Peeping Toms shape history

“In fourteen hundred ninety-two, Columbus sailed the ocean blue.” Many people know this rhyme, but they may not also know that from this journey and the age of colonialism was created a surging change in the public eye of how they viewed and classified any deviation from their normal.

‘Oriental.’ A word in part created by Edward Said, this vague term was ostentatiously used throughout western Europe to define the new drug the Occident (Said’s term for western Europe) couldn’t get enough of. According to the dictionary, ‘Oriental’ is of, relating to, or characteristic of the East. But in western Europe, this term defined a new excitement, a new upstart that was different enough to be scandalously exciting but far enough away that it posed no threat of change to normal society life. And in this new word was amplified the idea of viewing and interacting with the “other,” the deviation from the normal way of life, in a voyeuristic way.

Voyeurism is defined as the practice of gaining sexual pleasure from watching others when they are naked, engaged in sexual activity or from seeing the pain or distress of others. But it is more commonly being used now to mean an enjoyment in viewing the intimate lives of others, typically without their consent. And this is the exact urge the “Orient” had to people who heard of these new far off lands with their strange customs. The desire to learn of the “barbaric” and “savage” customs of these countries had an insatiable thirst.

But why does this matter now? You probably do not want a mini history lesson on the colonial era in this article, so why should you keep reading? Because the theme of voyeurism has not only been perpetuated along with the colonial mind-set (much to its benefit), but it has prospered into a weed that has so entangled itself with American society neither can now go on without the other.

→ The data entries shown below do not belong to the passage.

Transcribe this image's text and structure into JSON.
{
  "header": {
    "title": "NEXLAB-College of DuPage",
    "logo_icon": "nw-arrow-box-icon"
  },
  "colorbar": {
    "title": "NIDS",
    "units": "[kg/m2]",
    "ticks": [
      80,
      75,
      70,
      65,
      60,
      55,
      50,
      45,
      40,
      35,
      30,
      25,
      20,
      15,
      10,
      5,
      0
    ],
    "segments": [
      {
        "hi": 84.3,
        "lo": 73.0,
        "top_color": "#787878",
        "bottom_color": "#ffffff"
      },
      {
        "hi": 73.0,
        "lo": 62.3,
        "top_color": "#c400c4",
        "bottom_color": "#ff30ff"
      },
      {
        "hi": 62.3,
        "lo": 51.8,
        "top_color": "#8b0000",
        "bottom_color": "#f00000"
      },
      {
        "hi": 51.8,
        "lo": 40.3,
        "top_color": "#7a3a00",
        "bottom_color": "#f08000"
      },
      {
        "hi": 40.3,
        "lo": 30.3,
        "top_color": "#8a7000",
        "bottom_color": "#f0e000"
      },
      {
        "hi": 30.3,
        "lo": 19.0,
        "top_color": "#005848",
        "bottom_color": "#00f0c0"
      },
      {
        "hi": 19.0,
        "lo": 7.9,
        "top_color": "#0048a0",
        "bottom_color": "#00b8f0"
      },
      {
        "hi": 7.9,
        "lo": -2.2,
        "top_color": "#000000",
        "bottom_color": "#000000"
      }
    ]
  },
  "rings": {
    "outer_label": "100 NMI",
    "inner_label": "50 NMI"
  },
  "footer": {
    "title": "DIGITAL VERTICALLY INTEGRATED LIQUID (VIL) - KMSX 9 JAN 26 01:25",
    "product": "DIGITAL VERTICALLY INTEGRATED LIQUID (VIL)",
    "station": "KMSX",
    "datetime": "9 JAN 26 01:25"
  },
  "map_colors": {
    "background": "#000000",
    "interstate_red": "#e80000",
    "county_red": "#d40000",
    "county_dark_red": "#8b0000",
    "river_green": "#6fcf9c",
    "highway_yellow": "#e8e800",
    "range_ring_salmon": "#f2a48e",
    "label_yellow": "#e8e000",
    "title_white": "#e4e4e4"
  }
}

For example, look at a typical day for a Lawrentian on campus. You wake up, get ready, head to class and you are a bit early, so you pull out your smartphone. BOOM. Right there. You are already engaging in the voyeuristic mind-set as you scroll through numerous social media apps, looking at various videos and pictures. By entering this world of the internet, where you are able to safely look at the intimate parts of other peoples lives without them knowing, you have become a voyeur. The American lifestyle in and of itself highly promotes a voyeuristic lifestyle, with its movie theaters, magazines and the biggest culprit—television. Children are taught from infancy as their bored baby-sitter plops them down in front of the television that it is okay to look at the private lives of others, and moreover, that they can do so with no consequence.

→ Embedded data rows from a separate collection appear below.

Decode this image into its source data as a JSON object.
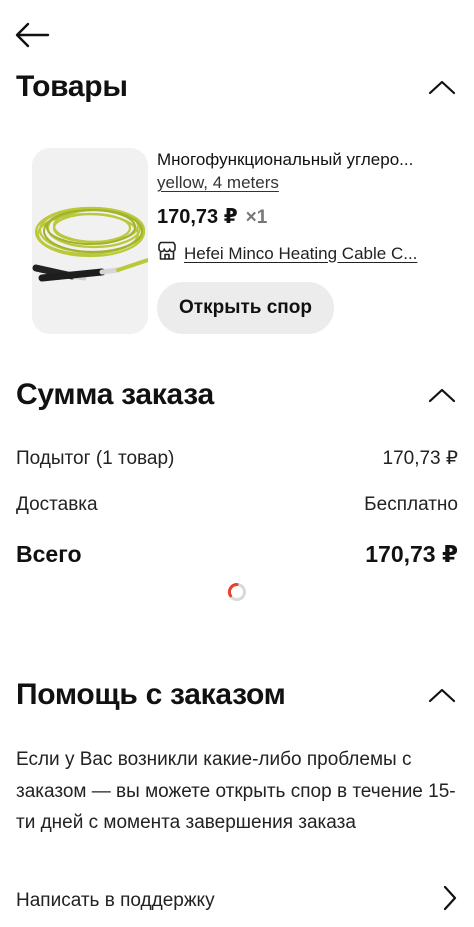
{
  "nav": {
    "back_icon": "arrow-left-icon"
  },
  "products_section": {
    "title": "Товары",
    "collapse_icon": "chevron-up-icon",
    "item": {
      "title": "Многофункциональный углеро...",
      "variant": "yellow, 4 meters",
      "price": "170,73 ₽",
      "quantity": "×1",
      "store_icon": "store-icon",
      "store_name": "Hefei Minco Heating Cable C...",
      "image_description": "yellow-green cable coil",
      "dispute_button": "Открыть спор"
    }
  },
  "summary_section": {
    "title": "Сумма заказа",
    "collapse_icon": "chevron-up-icon",
    "subtotal_label": "Подытог (1 товар)",
    "subtotal_value": "170,73 ₽",
    "delivery_label": "Доставка",
    "delivery_value": "Бесплатно",
    "total_label": "Всего",
    "total_value": "170,73 ₽",
    "loading_icon": "loading-spinner-icon"
  },
  "help_section": {
    "title": "Помощь с заказом",
    "collapse_icon": "chevron-up-icon",
    "text": "Если у Вас возникли какие-либо проблемы с заказом — вы можете открыть спор в течение 15-ти дней с момента завершения заказа",
    "support_link": "Написать в поддержку",
    "support_icon": "chevron-right-icon"
  },
  "colors": {
    "accent": "#e8402f",
    "button_bg": "#ececec",
    "text": "#111111"
  }
}
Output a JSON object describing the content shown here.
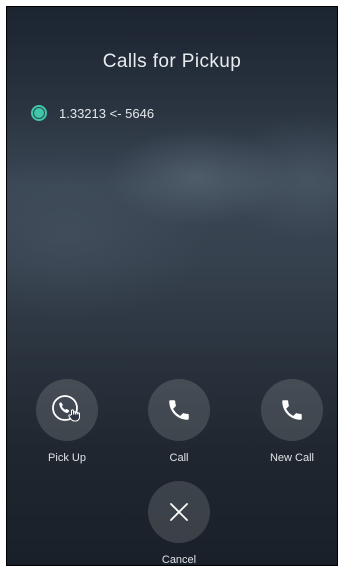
{
  "screen": {
    "title": "Calls for Pickup"
  },
  "calls": [
    {
      "label": "1.33213 <- 5646",
      "selected": true
    }
  ],
  "actions": {
    "pick_up": {
      "label": "Pick Up",
      "icon": "pickup-phone-icon"
    },
    "call": {
      "label": "Call",
      "icon": "phone-icon"
    },
    "new_call": {
      "label": "New Call",
      "icon": "phone-icon"
    },
    "cancel": {
      "label": "Cancel",
      "icon": "close-icon"
    }
  },
  "colors": {
    "accent": "#3fc7a8",
    "button_bg": "rgba(255,255,255,0.14)",
    "text": "#e8ecef"
  }
}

Now, you may make some strong arguments against my claims, such as the fact that due to the technology of today people are more connected and understanding of each other than ever before, as globalization is showing, and surely that is something that can only bring beneficial knowledge. Or, you may say my claim has firm evidence, but then what do I suggest we do to stop this? Destroy all smartphones so that people can no longer view the intimate lives of others? Heavily regulate all internet searches to make sure they contain nothing regarding unapproved peeking into other people’s private life? My mother, after reading an article about hackers being able to see through your computer’s camera, keeps a piece of tape over the home computer’s camera. But voyeurism, and the way I suggest we primarily recognize and then deal with it, has escalated far beyond someone hacking into my home computer to watch my dog sleep around all day.

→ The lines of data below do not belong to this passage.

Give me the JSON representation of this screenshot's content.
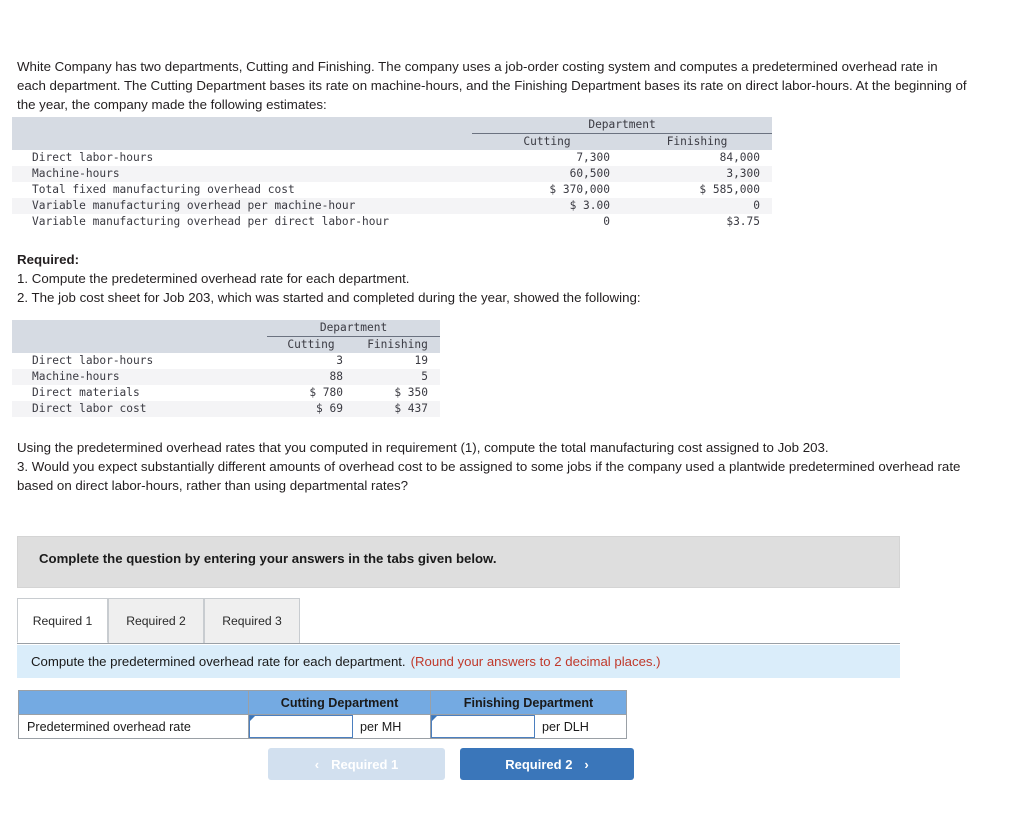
{
  "intro_paragraph": "White Company has two departments, Cutting and Finishing. The company uses a job-order costing system and computes a predetermined overhead rate in each department. The Cutting Department bases its rate on machine-hours, and the Finishing Department bases its rate on direct labor-hours. At the beginning of the year, the company made the following estimates:",
  "estimates_table": {
    "group_header": "Department",
    "columns": [
      "Cutting",
      "Finishing"
    ],
    "rows": [
      {
        "label": "Direct labor-hours",
        "cutting": "7,300",
        "finishing": "84,000"
      },
      {
        "label": "Machine-hours",
        "cutting": "60,500",
        "finishing": "3,300"
      },
      {
        "label": "Total fixed manufacturing overhead cost",
        "cutting": "$ 370,000",
        "finishing": "$ 585,000"
      },
      {
        "label": "Variable manufacturing overhead per machine-hour",
        "cutting": "$ 3.00",
        "finishing": "0"
      },
      {
        "label": "Variable manufacturing overhead per direct labor-hour",
        "cutting": "0",
        "finishing": "$3.75"
      }
    ]
  },
  "required_heading": "Required:",
  "required_item_1": "1. Compute the predetermined overhead rate for each department.",
  "required_item_2": "2. The job cost sheet for Job 203, which was started and completed during the year, showed the following:",
  "jobcost_table": {
    "group_header": "Department",
    "columns": [
      "Cutting",
      "Finishing"
    ],
    "rows": [
      {
        "label": "Direct labor-hours",
        "cutting": "3",
        "finishing": "19"
      },
      {
        "label": "Machine-hours",
        "cutting": "88",
        "finishing": "5"
      },
      {
        "label": "Direct materials",
        "cutting": "$ 780",
        "finishing": "$ 350"
      },
      {
        "label": "Direct labor cost",
        "cutting": "$ 69",
        "finishing": "$ 437"
      }
    ]
  },
  "mid_paragraph": "Using the predetermined overhead rates that you computed in requirement (1), compute the total manufacturing cost assigned to Job 203.",
  "required_item_3": "3. Would you expect substantially different amounts of overhead cost to be assigned to some jobs if the company used a plantwide predetermined overhead rate based on direct labor-hours, rather than using departmental rates?",
  "complete_banner": "Complete the question by entering your answers in the tabs given below.",
  "tabs": [
    {
      "label": "Required 1",
      "active": true
    },
    {
      "label": "Required 2",
      "active": false
    },
    {
      "label": "Required 3",
      "active": false
    }
  ],
  "blue_instruction": {
    "main": "Compute the predetermined overhead rate for each department.",
    "rounding_note": "(Round your answers to 2 decimal places.)"
  },
  "answer_table": {
    "header_blank": "",
    "header_cutting": "Cutting Department",
    "header_finishing": "Finishing Department",
    "row_label": "Predetermined overhead rate",
    "cutting_value": "",
    "cutting_unit": "per MH",
    "finishing_value": "",
    "finishing_unit": "per DLH"
  },
  "nav": {
    "prev_label": "Required 1",
    "prev_chevron": "‹",
    "next_label": "Required 2",
    "next_chevron": "›"
  },
  "colors": {
    "table_band": "#d6dbe3",
    "answer_header_blue": "#74aae2",
    "instruction_blue": "#daedfa",
    "banner_gray": "#dedede",
    "red_note": "#c0392b",
    "primary_button": "#3a76ba",
    "disabled_button": "#d2e0ef"
  }
}
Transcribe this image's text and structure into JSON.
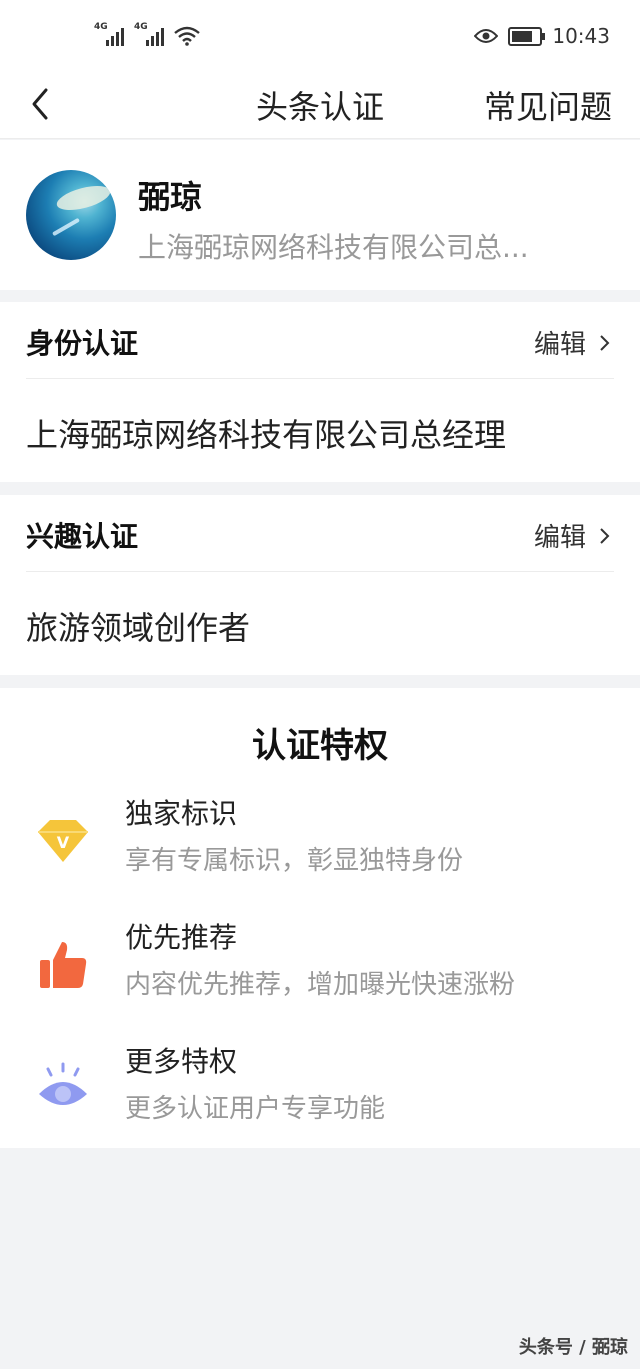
{
  "status_bar": {
    "signal1": "4G",
    "signal2": "4G",
    "time": "10:43"
  },
  "navbar": {
    "title": "头条认证",
    "faq": "常见问题"
  },
  "profile": {
    "name": "弼琼",
    "subtitle": "上海弼琼网络科技有限公司总..."
  },
  "identity": {
    "title": "身份认证",
    "edit": "编辑",
    "value": "上海弼琼网络科技有限公司总经理"
  },
  "interest": {
    "title": "兴趣认证",
    "edit": "编辑",
    "value": "旅游领域创作者"
  },
  "privileges": {
    "title": "认证特权",
    "items": [
      {
        "icon": "diamond-icon",
        "title": "独家标识",
        "desc": "享有专属标识，彰显独特身份",
        "color": "#f5c53a"
      },
      {
        "icon": "thumbs-up-icon",
        "title": "优先推荐",
        "desc": "内容优先推荐，增加曝光快速涨粉",
        "color": "#f2683f"
      },
      {
        "icon": "eye-icon",
        "title": "更多特权",
        "desc": "更多认证用户专享功能",
        "color": "#8f9af0"
      }
    ]
  },
  "watermark": "头条号 / 弼琼"
}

Poorism. Until a few days ago I never knew it existed. But in my Spanish class, Latin@ Studies, after discussing the problems with the song “Despacito,” my teacher brought up the fact that there is a “Despacito Tour.” The tour lets people (by people I mean those who are well-endowed financially and usually white) be guided through the area where the music video was filmed. “Oh cool, that sounds pretty nice!” was what I thought at first. But then my teacher went on to explain poorism. Poorism, also known as reality tourism, is tourism of poor countries — exclusively the ‘off the beaten path’ parts which are hidden away from the white beaches and mojito filled hotels of most exotic locations whose economy benefits from regular tourism. The music video “Despacito” shows the artists performing the song in La Perla (a poor neighborhood) of Old San Juan, Puerto Rico. So, the “Despacito Tour” is really poorism, as intrigued tourists peek into the various parts of this neighborhood that were briefly illuminated in the light of this music video. This is just one example of how far voyeurism has pushed people into forgetting their sense of decency, common courtesy, compassion, and morality. People are willing to travel to exotic places and go into the “scandalous” and “dangerous” areas, getting a thrill from this and gawking as they peer into the lives of people they do not understand and do not try to.

I can sit in my Post-colonial Writers class and condemn the people who instigated ideas like orientalism and how they marveled at the apparent oddities of these ‘exotic and morally corrupt’ peoples from other places. But, I cannot say I do not understand how they reached these horrible assumptions, because this idea of voyeurism, this idea of viewing the intimate lives of others without consequences, is still ongoing. And, while I cannot tell the world to stop using their phones, I can say to you all to think about what you are doing when you do.